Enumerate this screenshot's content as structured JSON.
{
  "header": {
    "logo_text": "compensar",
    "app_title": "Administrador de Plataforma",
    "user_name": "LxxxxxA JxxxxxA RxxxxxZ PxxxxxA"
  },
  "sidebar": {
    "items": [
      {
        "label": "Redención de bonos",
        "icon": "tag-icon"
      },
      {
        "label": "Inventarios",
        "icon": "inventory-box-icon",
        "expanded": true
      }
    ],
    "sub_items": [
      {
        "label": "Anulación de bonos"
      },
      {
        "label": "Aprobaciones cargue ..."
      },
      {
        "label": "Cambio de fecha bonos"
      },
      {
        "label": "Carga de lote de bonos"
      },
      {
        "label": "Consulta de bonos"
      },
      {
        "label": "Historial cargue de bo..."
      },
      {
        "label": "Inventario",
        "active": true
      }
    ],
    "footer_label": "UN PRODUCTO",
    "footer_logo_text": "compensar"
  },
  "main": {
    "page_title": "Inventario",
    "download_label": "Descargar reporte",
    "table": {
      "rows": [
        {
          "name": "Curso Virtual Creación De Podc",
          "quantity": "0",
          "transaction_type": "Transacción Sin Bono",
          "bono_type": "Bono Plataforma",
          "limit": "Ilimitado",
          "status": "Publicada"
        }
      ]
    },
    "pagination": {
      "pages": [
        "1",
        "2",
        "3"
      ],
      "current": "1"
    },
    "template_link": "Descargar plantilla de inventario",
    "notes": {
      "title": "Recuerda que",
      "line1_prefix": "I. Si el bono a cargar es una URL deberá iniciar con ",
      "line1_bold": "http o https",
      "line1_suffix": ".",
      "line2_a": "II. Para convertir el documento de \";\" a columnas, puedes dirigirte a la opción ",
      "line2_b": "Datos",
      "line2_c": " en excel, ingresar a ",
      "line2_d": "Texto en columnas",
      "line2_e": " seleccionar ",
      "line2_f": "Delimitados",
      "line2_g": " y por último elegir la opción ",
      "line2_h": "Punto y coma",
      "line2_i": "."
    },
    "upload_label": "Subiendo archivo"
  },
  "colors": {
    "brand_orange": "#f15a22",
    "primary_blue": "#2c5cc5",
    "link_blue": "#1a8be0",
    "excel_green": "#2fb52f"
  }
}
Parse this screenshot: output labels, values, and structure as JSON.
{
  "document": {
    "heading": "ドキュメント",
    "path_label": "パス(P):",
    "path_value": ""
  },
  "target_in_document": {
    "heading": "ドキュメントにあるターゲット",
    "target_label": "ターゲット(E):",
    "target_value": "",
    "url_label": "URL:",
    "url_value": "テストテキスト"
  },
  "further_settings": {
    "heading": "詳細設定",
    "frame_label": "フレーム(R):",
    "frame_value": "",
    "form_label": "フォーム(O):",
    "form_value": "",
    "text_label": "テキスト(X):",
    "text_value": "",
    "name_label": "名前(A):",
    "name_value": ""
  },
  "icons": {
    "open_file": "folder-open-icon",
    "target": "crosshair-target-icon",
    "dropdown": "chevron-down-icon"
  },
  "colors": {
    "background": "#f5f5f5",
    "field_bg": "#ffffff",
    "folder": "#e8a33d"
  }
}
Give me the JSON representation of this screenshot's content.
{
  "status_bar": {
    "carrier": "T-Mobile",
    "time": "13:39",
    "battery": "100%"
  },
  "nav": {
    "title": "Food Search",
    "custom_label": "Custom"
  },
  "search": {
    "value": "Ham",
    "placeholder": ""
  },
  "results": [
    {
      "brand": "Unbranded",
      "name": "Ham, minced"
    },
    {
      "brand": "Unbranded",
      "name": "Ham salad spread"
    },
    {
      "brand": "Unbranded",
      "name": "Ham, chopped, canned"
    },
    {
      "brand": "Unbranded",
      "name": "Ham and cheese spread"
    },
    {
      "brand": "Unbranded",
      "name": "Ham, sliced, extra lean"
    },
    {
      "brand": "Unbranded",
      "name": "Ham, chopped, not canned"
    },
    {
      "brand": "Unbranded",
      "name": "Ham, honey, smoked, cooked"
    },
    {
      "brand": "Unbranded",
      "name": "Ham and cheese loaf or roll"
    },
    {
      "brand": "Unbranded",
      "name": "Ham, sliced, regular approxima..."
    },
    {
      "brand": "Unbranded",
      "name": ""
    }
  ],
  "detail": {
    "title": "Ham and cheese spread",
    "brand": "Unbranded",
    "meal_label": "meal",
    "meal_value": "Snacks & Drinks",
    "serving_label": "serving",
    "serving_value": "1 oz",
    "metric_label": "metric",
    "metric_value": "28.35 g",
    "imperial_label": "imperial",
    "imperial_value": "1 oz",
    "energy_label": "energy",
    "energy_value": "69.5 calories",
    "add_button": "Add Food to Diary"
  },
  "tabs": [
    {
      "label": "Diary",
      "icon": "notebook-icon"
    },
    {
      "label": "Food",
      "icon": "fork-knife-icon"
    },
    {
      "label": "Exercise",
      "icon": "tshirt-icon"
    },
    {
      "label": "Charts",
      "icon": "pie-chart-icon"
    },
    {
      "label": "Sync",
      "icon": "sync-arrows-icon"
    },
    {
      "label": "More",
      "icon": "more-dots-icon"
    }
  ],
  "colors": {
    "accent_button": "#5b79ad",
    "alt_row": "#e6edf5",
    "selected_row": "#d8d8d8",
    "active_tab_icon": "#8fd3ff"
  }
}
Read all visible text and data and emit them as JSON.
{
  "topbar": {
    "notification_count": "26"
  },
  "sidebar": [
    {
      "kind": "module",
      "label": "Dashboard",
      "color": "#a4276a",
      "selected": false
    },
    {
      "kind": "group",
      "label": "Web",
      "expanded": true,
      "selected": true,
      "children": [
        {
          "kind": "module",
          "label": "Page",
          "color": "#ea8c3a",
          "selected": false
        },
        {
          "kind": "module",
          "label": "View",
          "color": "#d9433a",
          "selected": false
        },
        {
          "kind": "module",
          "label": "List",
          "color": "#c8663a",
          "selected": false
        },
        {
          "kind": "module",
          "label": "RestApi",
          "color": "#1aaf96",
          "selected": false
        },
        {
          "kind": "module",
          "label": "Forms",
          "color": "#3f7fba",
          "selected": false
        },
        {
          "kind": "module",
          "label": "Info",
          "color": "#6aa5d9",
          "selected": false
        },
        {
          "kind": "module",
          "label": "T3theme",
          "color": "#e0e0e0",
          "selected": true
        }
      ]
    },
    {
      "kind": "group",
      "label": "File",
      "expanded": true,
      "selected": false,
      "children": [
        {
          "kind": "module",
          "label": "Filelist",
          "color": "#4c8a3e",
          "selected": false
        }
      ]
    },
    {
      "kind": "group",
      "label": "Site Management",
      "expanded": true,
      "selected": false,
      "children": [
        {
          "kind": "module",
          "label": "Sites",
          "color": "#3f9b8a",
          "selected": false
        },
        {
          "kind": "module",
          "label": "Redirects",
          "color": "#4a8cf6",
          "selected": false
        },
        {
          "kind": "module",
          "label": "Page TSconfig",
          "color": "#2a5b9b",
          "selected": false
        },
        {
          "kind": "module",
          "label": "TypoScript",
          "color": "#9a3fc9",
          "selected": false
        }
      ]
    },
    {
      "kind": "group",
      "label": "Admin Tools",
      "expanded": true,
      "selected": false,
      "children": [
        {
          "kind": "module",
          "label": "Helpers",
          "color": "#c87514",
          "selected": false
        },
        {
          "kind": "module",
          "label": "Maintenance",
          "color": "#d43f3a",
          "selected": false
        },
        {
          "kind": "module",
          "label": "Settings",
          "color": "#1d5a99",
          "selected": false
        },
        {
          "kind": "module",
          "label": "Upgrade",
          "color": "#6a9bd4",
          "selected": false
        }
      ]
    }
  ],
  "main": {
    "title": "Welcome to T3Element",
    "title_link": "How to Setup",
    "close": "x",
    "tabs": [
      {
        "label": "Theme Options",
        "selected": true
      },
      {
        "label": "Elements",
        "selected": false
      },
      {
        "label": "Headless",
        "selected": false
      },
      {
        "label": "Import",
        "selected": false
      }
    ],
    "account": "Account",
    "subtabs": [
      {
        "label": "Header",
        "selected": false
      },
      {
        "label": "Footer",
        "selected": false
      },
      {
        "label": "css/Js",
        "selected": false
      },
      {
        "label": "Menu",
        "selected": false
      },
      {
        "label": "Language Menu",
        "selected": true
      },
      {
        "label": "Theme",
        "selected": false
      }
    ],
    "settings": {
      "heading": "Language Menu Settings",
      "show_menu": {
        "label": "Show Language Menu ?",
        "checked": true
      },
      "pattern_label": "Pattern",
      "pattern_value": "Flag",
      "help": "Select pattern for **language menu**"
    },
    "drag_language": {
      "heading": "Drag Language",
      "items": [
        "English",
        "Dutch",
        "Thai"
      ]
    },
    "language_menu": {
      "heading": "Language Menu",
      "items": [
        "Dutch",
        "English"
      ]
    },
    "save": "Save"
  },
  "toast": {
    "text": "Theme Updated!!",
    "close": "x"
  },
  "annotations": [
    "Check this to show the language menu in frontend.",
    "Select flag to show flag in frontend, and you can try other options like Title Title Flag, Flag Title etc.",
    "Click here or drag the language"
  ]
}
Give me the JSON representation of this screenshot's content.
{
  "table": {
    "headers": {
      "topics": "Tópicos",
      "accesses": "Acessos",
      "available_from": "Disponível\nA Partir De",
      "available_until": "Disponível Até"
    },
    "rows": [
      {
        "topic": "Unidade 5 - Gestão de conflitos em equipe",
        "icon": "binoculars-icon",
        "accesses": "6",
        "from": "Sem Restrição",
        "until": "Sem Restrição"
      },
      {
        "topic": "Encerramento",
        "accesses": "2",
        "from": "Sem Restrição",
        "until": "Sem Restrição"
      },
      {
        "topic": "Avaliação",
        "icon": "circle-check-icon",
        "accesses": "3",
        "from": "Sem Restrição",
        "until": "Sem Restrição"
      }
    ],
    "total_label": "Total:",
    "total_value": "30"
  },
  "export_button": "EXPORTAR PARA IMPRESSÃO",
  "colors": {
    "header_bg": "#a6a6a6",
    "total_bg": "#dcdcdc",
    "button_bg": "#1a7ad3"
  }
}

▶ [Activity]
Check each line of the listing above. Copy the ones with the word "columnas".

▶ [Answer space]
      "line2_a": "II. Para convertir el documento de \";\" a columnas, puedes dirigirte a la opción ",
      "line2_d": "Texto en columnas",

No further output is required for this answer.